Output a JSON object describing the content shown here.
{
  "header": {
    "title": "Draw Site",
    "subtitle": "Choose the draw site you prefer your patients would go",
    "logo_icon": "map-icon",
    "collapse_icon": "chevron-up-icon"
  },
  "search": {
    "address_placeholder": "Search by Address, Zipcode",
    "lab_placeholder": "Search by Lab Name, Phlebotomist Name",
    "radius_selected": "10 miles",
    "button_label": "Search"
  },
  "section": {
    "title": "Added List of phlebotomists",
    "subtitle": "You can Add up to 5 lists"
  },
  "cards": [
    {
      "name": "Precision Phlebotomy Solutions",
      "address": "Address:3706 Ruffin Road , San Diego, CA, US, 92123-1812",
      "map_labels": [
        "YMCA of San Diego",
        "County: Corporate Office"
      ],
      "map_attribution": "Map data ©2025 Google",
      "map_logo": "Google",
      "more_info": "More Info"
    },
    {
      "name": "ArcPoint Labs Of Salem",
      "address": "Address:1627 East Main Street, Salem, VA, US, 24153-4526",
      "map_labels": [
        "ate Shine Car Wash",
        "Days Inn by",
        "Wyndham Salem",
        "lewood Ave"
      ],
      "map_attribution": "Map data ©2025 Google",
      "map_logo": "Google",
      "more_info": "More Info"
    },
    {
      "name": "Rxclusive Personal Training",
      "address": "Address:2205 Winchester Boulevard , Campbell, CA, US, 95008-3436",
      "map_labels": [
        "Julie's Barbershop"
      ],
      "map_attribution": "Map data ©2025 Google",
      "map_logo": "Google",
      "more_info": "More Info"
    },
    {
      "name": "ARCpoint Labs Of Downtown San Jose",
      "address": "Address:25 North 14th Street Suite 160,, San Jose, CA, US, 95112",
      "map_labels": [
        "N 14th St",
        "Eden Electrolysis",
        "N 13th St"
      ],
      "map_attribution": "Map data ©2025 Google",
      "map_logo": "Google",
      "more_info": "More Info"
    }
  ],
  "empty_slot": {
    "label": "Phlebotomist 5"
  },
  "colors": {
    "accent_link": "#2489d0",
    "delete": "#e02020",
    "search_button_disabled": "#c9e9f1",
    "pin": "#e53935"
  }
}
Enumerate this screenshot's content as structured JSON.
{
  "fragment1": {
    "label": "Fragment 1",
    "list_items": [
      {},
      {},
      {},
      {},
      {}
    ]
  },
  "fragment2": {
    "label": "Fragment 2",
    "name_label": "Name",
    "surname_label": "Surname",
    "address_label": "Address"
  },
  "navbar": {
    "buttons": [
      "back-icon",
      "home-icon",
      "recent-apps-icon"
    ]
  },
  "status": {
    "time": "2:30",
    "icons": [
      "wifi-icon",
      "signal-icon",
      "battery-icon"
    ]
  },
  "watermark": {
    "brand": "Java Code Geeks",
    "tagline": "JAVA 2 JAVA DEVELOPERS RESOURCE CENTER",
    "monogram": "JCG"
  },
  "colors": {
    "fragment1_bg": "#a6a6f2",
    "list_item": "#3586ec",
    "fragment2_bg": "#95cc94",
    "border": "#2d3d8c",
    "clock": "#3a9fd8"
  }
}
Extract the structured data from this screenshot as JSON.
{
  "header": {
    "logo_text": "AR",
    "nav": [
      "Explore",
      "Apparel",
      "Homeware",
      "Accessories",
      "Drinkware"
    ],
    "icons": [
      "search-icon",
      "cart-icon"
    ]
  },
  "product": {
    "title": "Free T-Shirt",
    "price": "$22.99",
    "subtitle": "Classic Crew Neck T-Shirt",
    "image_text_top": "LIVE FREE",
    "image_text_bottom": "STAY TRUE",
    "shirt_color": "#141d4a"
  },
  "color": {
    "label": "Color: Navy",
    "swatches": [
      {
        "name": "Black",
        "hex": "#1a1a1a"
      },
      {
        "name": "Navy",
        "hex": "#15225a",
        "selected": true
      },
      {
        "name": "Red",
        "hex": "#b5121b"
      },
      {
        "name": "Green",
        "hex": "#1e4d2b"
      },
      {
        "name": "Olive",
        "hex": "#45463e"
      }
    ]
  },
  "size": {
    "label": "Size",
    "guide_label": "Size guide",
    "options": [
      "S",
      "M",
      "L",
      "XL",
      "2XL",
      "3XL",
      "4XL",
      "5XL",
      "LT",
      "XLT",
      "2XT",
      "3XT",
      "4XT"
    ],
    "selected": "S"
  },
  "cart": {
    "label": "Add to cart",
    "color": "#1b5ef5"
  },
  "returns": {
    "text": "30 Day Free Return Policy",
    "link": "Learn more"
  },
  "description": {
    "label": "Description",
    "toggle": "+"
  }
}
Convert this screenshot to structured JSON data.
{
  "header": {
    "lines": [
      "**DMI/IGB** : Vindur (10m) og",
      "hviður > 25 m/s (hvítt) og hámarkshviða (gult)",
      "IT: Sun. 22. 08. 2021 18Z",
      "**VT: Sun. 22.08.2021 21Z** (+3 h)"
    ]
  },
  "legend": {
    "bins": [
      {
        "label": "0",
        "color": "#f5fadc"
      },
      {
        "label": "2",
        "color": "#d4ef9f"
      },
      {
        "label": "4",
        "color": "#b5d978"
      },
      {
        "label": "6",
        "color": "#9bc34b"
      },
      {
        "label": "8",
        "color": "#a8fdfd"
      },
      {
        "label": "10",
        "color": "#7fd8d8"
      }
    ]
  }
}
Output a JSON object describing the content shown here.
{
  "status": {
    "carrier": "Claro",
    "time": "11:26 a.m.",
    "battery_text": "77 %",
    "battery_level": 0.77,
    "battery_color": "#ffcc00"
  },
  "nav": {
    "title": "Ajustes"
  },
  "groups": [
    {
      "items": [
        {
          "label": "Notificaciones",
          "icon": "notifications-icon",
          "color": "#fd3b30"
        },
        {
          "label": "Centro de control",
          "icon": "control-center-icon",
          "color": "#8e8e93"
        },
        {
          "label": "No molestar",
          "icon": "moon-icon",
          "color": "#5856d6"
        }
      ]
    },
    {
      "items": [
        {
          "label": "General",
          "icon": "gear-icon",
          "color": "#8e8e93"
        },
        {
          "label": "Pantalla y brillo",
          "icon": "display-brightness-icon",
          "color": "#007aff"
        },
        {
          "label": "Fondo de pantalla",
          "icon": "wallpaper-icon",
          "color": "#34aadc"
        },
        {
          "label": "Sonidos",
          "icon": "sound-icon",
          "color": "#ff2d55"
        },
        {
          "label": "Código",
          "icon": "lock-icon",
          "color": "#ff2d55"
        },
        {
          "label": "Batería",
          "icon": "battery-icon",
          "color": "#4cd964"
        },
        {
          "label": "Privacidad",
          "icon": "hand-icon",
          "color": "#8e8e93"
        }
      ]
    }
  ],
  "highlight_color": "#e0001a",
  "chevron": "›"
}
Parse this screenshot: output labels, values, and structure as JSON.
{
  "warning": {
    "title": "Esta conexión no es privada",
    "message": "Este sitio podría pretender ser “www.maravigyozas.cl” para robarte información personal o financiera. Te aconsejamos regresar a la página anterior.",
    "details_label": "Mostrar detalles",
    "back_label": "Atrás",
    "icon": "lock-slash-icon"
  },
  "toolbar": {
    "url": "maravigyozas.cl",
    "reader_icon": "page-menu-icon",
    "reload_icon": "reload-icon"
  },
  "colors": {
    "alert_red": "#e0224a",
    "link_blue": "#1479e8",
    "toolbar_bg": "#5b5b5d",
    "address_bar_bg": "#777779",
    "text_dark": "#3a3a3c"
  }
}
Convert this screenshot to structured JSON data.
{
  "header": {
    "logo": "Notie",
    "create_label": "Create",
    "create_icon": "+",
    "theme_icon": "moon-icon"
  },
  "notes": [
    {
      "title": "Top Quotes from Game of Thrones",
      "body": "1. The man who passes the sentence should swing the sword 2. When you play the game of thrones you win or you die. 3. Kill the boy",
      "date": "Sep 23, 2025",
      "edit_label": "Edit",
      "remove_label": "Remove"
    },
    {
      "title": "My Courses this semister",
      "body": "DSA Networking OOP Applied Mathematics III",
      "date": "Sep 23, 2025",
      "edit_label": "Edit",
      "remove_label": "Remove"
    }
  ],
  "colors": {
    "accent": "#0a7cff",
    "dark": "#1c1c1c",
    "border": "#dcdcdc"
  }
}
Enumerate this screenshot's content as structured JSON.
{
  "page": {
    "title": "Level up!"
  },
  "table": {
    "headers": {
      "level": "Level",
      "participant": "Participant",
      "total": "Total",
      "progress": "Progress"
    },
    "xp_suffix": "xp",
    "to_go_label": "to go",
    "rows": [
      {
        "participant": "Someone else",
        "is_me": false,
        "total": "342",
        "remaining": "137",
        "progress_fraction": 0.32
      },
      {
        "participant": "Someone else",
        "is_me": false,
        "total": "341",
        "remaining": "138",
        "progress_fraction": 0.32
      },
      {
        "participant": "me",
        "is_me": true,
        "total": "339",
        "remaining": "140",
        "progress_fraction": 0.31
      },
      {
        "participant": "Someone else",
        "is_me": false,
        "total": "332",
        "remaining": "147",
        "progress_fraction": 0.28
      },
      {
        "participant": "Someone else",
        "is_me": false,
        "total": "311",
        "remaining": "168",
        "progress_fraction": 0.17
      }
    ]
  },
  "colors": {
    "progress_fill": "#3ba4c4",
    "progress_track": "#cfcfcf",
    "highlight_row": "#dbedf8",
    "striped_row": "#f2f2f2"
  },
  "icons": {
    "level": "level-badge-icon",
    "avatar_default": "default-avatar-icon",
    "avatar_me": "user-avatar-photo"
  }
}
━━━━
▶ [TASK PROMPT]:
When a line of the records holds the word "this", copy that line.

▶ [RESPONSE AREA]:
Enumerate this screenshot's content as structured JSON.
Extract the structured data from this screenshot as JSON.
Convert this screenshot to structured JSON data.
Parse this screenshot: output labels, values, and structure as JSON.
Convert this screenshot to structured JSON data.
      "title": "My Courses this semister",
Enumerate this screenshot's content as structured JSON.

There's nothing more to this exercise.